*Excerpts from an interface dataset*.
━━━━━━━━━━━━━━━━

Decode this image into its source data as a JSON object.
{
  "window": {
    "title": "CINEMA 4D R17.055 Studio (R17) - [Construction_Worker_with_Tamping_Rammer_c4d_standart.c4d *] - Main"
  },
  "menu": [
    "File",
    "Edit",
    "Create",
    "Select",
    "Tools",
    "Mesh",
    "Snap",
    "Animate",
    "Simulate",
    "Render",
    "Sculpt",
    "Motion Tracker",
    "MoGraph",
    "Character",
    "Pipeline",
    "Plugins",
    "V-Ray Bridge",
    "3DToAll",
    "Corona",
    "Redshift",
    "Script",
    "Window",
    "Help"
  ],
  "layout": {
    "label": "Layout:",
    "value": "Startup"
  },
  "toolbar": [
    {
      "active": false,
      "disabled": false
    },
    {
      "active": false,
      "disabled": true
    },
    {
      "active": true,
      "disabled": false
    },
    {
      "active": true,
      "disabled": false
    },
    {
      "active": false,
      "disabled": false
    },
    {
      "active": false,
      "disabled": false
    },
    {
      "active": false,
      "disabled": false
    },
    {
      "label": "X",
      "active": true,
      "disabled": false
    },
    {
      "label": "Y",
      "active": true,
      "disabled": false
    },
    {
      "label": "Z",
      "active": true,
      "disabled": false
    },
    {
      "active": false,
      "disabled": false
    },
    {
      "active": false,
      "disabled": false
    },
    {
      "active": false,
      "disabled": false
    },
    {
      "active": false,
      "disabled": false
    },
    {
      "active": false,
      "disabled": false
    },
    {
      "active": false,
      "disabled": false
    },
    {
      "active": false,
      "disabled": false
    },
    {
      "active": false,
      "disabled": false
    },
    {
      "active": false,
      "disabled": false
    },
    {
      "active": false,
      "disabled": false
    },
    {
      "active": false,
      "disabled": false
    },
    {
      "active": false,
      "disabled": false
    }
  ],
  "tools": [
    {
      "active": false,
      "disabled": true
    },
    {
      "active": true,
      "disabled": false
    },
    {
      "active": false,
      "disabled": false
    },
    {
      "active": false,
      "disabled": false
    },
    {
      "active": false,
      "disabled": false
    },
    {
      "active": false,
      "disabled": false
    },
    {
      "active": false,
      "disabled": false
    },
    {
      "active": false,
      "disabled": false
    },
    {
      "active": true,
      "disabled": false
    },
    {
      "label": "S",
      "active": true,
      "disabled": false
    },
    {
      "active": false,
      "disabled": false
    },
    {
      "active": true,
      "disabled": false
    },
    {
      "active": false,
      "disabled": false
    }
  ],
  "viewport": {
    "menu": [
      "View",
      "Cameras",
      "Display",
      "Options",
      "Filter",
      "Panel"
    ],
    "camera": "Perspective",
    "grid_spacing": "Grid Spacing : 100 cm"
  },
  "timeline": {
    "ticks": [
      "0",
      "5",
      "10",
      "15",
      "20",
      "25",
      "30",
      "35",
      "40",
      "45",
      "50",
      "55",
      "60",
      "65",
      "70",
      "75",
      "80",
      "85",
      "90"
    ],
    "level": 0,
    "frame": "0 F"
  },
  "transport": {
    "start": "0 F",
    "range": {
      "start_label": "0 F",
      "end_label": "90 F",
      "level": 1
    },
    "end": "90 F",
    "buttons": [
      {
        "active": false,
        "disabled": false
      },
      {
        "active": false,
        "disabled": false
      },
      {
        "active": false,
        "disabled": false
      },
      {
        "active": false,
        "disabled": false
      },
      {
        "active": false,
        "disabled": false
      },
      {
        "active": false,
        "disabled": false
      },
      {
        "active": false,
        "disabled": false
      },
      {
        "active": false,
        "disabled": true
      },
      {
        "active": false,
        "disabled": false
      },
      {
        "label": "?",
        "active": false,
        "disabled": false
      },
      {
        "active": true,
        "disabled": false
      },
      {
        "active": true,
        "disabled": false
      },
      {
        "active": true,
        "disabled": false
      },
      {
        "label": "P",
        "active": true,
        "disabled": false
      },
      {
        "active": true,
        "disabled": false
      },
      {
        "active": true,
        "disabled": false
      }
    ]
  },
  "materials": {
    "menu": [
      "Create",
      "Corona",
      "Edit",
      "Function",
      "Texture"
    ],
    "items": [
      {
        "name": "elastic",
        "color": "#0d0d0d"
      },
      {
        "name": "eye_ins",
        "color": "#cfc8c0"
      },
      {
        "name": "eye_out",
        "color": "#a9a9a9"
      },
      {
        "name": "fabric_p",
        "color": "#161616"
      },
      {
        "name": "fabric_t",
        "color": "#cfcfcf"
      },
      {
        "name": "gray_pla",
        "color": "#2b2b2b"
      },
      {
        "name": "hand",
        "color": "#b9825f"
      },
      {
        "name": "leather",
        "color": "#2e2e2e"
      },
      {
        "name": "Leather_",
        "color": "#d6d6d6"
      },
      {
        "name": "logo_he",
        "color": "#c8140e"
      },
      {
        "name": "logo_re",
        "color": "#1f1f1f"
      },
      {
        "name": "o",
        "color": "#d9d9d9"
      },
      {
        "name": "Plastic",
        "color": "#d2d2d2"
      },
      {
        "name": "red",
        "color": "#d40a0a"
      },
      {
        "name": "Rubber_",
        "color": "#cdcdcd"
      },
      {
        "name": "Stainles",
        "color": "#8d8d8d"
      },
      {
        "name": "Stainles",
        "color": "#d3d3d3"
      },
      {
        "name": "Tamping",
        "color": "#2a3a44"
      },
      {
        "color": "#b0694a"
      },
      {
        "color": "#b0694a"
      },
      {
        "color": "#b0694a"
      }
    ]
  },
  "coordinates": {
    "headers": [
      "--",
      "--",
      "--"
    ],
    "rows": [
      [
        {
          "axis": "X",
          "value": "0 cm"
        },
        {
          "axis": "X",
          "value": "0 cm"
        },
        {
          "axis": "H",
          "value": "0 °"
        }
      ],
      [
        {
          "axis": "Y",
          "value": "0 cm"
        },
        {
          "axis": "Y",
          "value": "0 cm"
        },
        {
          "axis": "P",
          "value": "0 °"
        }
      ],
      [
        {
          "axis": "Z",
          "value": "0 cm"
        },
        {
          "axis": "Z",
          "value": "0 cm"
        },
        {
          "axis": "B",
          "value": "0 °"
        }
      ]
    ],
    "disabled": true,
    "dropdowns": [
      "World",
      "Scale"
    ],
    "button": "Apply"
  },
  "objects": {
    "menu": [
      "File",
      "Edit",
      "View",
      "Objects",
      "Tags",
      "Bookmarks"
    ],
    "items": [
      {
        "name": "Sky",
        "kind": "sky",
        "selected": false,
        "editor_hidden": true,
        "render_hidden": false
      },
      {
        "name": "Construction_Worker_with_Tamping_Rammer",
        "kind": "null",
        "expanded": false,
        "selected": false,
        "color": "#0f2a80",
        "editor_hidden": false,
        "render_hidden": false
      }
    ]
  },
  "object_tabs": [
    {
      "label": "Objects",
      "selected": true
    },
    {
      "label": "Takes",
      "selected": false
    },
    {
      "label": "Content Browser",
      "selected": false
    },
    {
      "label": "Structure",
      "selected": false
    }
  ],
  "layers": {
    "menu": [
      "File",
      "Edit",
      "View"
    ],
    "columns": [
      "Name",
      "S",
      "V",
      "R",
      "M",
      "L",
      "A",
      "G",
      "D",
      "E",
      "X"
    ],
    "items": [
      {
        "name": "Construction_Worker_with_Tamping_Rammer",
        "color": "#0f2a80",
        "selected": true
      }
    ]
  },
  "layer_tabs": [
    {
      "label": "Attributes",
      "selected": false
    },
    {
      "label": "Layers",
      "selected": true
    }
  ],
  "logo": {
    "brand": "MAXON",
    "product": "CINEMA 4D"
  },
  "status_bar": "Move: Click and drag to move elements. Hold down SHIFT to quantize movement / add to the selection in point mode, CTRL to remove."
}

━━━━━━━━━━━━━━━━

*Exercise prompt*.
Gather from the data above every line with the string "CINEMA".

*Solved problem*.
    "title": "CINEMA 4D R17.055 Studio (R17) - [Construction_Worker_with_Tamping_Rammer_c4d_standart.c4d *] - Main"
    "product": "CINEMA 4D"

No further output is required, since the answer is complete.